So Labour needs not only to maximise its own number of seats, but to minimise the number of Tory wins, either to get an actual majority or, failing that, to make sure it’s the largest party in a hung parliament.
Now have a look at this. My apologies for linking to the Egregious Tory Tosser, but in this piece he’s largely correct. I’ve been saying all along that the Lib Dems will win about thirty-five seats in the next election, and he’s agreeing with me.
But look at the breakdown — of the twenty-two seats he thinks the Lib Dems will lose (and I largely agree with his assessment), eight will go to Labour, while fourteen would go to the Tories. And this will be entirely because of people moving from the Lib Dems to Labour.
Of course, if Labour and the Tories hadn’t both conspired to keep the godawful voting system we’ve got now, that wouldn’t be happening, but they both made their bed and now they’ve got to lie in it — people switching from Lib Dems to Labour will actually reduce Labour’s lead over the Conservatives in seats.
This means that the best strategy for Labour is the old anti-Tory “progressive front” nonsense — if they can come as close as possible to saying “Labour and the Lib Dems are on the same side against those evil Tories” without actually saying that, they’ll keep as many ex-Lib Dems as possible in Labour/Tory marginals and the odd three-way marginal, but give Labour supporters ‘permission’ to vote Lib Dem in Lib Dem/Tory seats (Labour have no fear of losing in the tiny number of Labour/Lib Dem marginals, though I’ll do everything in my power to see that John Leech, at least, keeps his seat).
So in the next sixteen months, leading up to the general election, it’s in the best interests of both Labour and the Lib Dems to portray the two parties as more alike than different. Expect more and more talk of Lib/Lab coalitions, how Vince Cable used to be a Labour member, how Andrew Adonis used to be a Lib Dem, how Nick Clegg and Ed Miliband ganged up to vote down the Tories on some minor but symbolic piece of legislation, and all that sort of thing.

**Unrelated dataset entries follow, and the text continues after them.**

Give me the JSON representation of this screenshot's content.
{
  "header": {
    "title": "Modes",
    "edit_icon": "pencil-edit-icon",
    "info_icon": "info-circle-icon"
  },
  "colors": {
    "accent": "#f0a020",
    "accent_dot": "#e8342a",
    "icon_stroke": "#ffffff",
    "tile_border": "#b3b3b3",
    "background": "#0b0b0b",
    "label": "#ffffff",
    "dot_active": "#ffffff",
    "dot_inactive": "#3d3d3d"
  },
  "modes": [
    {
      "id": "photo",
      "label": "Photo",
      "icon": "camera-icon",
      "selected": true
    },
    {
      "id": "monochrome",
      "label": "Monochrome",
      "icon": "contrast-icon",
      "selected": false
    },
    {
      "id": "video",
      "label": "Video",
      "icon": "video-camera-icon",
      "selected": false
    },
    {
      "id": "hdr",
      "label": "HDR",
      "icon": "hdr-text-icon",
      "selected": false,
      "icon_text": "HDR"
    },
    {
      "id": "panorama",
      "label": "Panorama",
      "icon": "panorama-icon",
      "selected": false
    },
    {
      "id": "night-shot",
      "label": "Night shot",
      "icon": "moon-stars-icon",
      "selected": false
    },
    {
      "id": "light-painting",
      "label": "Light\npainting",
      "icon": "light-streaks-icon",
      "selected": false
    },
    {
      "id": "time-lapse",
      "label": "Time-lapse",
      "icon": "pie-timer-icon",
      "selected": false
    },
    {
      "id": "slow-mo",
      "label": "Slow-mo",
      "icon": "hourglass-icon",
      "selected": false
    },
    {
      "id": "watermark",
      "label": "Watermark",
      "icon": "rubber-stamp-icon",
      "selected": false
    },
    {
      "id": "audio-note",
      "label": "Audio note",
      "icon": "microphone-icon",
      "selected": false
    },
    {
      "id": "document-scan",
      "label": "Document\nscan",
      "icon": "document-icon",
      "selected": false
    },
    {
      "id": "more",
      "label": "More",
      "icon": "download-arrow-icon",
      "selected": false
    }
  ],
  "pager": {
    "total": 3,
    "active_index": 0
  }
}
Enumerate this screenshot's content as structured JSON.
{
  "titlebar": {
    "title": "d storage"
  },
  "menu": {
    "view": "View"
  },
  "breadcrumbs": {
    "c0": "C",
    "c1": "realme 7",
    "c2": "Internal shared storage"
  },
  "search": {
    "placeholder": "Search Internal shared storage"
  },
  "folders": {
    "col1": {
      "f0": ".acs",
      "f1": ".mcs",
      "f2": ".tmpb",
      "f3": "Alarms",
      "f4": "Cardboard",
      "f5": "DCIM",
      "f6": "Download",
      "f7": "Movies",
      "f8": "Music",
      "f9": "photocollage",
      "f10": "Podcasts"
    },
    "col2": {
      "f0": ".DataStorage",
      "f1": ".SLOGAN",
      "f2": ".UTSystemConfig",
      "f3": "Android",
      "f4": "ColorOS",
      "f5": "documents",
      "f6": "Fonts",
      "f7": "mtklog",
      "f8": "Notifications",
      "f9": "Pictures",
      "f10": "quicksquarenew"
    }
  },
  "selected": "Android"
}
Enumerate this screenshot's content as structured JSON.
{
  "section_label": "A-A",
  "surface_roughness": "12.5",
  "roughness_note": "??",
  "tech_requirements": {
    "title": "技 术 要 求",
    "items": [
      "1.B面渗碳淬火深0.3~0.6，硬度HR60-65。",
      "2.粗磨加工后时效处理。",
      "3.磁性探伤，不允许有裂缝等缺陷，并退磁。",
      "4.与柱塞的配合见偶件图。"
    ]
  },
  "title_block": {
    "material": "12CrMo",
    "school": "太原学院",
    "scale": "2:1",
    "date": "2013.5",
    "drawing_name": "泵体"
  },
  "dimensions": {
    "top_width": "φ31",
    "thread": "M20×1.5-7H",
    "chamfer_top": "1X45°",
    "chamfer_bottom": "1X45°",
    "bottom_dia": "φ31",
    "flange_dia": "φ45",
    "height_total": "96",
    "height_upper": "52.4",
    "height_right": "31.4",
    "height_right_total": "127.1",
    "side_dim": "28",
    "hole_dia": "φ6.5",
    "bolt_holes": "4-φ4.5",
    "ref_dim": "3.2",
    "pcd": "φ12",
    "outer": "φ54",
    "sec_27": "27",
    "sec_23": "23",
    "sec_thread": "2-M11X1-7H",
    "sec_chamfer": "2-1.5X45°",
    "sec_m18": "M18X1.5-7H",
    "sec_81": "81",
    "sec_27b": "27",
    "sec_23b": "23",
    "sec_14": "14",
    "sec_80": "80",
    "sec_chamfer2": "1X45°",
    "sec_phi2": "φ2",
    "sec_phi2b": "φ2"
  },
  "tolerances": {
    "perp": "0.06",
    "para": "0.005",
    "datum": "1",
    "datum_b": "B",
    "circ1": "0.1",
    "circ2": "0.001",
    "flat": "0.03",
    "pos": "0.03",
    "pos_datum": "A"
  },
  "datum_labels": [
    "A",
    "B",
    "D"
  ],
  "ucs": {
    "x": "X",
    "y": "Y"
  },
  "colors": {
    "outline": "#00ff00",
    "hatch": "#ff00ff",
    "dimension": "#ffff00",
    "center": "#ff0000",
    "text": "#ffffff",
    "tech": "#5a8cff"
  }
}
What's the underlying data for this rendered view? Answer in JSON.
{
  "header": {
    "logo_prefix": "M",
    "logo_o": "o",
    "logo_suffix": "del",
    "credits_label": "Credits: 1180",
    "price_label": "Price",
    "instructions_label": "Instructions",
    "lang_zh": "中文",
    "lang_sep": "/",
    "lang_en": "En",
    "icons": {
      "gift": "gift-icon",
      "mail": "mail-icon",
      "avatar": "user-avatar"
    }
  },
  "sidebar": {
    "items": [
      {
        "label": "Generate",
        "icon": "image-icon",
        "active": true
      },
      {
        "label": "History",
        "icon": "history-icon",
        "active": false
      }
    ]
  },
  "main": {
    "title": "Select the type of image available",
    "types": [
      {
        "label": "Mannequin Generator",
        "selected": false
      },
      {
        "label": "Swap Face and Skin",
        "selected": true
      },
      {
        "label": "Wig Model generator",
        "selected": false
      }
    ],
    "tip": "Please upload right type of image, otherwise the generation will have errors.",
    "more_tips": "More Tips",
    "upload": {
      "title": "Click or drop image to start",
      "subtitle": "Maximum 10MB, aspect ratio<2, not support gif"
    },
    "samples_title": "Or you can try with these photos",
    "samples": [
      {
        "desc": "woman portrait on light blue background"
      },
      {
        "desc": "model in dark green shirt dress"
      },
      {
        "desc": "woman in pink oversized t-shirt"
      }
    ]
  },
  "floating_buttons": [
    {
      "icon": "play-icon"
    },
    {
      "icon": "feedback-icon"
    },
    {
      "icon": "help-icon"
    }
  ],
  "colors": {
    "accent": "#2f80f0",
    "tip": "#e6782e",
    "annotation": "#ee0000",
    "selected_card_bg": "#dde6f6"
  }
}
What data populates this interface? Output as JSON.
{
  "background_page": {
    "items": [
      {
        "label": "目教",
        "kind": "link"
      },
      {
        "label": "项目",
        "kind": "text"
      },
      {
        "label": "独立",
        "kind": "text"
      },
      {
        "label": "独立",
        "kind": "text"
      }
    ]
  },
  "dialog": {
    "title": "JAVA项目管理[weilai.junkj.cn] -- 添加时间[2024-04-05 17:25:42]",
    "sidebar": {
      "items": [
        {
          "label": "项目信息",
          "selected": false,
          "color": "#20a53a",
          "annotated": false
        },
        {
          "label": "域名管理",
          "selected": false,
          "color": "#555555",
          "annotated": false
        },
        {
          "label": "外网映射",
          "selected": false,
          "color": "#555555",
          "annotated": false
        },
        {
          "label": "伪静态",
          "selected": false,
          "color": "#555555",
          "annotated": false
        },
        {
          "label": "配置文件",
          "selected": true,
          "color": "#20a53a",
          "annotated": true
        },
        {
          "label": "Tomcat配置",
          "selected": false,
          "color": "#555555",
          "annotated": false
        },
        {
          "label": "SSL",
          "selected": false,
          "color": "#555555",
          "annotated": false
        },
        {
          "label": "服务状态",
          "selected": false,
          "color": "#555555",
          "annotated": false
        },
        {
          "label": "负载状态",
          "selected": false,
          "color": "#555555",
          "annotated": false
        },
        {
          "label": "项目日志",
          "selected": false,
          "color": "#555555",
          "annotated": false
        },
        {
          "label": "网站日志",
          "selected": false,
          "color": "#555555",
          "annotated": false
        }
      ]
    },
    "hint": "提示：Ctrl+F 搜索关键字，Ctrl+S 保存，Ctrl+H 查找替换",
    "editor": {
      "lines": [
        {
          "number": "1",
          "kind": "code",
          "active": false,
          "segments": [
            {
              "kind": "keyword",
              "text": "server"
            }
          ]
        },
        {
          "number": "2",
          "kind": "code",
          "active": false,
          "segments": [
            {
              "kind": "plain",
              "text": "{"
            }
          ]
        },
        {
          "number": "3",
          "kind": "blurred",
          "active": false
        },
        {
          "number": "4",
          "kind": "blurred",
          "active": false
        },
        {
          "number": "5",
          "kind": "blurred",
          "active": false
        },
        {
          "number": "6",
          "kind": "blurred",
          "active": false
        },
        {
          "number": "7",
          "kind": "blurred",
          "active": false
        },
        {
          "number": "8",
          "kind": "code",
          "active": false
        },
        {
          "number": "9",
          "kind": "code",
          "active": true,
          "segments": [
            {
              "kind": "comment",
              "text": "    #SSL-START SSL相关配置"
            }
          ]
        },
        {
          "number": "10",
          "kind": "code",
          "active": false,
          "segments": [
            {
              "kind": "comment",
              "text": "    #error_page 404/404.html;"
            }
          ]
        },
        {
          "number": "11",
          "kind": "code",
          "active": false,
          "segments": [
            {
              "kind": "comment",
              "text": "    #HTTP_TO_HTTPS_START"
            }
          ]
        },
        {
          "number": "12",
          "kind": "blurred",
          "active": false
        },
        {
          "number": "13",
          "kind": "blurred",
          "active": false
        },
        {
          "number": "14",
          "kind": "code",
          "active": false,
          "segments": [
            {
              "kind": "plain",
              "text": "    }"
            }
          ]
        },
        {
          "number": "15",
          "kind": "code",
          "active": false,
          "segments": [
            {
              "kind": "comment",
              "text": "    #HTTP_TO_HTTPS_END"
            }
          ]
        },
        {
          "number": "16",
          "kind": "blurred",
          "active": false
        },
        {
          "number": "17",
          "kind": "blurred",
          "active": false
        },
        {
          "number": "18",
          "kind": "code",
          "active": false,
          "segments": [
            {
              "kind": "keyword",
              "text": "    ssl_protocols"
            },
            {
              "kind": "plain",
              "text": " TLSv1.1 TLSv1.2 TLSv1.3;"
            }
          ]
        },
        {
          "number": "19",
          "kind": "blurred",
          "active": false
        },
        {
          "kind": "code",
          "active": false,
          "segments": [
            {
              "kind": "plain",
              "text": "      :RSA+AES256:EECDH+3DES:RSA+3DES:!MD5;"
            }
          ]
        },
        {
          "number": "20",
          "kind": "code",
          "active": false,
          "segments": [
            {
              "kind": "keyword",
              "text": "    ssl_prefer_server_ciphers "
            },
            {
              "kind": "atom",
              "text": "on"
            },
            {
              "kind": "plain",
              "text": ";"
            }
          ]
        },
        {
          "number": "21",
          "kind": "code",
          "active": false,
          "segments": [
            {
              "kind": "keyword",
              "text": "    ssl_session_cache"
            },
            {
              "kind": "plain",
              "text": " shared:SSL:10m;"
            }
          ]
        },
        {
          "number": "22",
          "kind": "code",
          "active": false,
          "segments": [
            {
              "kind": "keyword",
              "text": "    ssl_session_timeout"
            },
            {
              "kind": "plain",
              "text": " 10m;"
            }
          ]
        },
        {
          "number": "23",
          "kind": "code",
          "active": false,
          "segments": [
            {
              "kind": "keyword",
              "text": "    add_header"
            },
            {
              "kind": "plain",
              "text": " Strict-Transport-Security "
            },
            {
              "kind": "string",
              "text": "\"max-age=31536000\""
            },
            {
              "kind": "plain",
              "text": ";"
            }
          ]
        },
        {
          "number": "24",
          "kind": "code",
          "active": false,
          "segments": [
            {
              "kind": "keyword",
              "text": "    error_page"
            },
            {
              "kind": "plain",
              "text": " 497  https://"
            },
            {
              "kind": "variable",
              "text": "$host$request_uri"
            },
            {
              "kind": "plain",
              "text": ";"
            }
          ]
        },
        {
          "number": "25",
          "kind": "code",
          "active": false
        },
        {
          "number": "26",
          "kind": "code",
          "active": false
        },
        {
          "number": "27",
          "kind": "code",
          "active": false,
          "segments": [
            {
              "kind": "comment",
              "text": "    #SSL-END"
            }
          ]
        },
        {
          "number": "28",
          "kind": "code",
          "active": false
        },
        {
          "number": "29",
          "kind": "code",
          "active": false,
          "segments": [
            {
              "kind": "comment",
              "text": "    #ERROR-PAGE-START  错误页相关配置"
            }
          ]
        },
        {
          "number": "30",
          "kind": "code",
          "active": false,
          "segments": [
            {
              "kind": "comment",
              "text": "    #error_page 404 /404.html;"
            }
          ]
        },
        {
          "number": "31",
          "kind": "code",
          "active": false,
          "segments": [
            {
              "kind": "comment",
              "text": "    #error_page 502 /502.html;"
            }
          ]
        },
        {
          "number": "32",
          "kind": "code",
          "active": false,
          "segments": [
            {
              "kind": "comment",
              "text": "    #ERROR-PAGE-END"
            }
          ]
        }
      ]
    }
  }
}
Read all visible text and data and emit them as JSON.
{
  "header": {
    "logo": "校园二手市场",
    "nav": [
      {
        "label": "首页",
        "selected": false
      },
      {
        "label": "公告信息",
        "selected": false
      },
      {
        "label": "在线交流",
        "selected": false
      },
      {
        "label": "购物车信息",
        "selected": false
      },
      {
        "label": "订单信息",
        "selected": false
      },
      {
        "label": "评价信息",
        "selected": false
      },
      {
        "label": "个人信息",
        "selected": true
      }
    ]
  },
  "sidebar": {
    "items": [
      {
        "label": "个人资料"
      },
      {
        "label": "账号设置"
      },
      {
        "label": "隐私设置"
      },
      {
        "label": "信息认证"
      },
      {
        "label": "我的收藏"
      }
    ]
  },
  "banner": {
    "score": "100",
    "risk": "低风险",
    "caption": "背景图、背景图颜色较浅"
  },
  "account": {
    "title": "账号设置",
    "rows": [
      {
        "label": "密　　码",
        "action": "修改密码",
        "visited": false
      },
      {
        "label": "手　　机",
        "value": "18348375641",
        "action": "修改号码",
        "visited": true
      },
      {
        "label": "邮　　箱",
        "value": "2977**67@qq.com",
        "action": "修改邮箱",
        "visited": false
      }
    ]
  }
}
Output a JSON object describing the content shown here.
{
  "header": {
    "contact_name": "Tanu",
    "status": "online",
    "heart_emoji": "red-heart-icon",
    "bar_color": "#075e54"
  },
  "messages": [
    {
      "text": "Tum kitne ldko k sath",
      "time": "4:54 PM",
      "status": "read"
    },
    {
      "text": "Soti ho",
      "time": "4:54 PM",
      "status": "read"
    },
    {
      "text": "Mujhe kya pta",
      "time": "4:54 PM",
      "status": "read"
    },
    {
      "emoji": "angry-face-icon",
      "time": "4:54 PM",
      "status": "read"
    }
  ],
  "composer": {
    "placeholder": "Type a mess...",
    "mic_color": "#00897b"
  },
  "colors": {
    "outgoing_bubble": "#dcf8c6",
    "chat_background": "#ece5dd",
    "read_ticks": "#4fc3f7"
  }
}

For precisely the same reason, it’ll be in the Tories’ best interests to portray the Lib Dems as being like the Tories, so expect a constant run of stories, all coming from the Tory side, about right-wing Lib Dems like Jeremy Browne or David Laws “considering defection”. Again, whether those stories are true or not will have *absolutely no bearing* on whether they get reported — and when they do, the stories will be coming from the Tories, and the denials will come from the Lib Dems.
Honestly, this was obviously going to be the strategy from the *second* the AV referendum was lost, and it gives us no information whatsoever about what will happen *after* the election. It’s just each party doing the game-theoretically optimal thing in a situation with as stupid a voting system as we’ve got, and I’m amazed so many people seem to have taken the stories at face value.
It’s just yet another reason we need a sane voting system…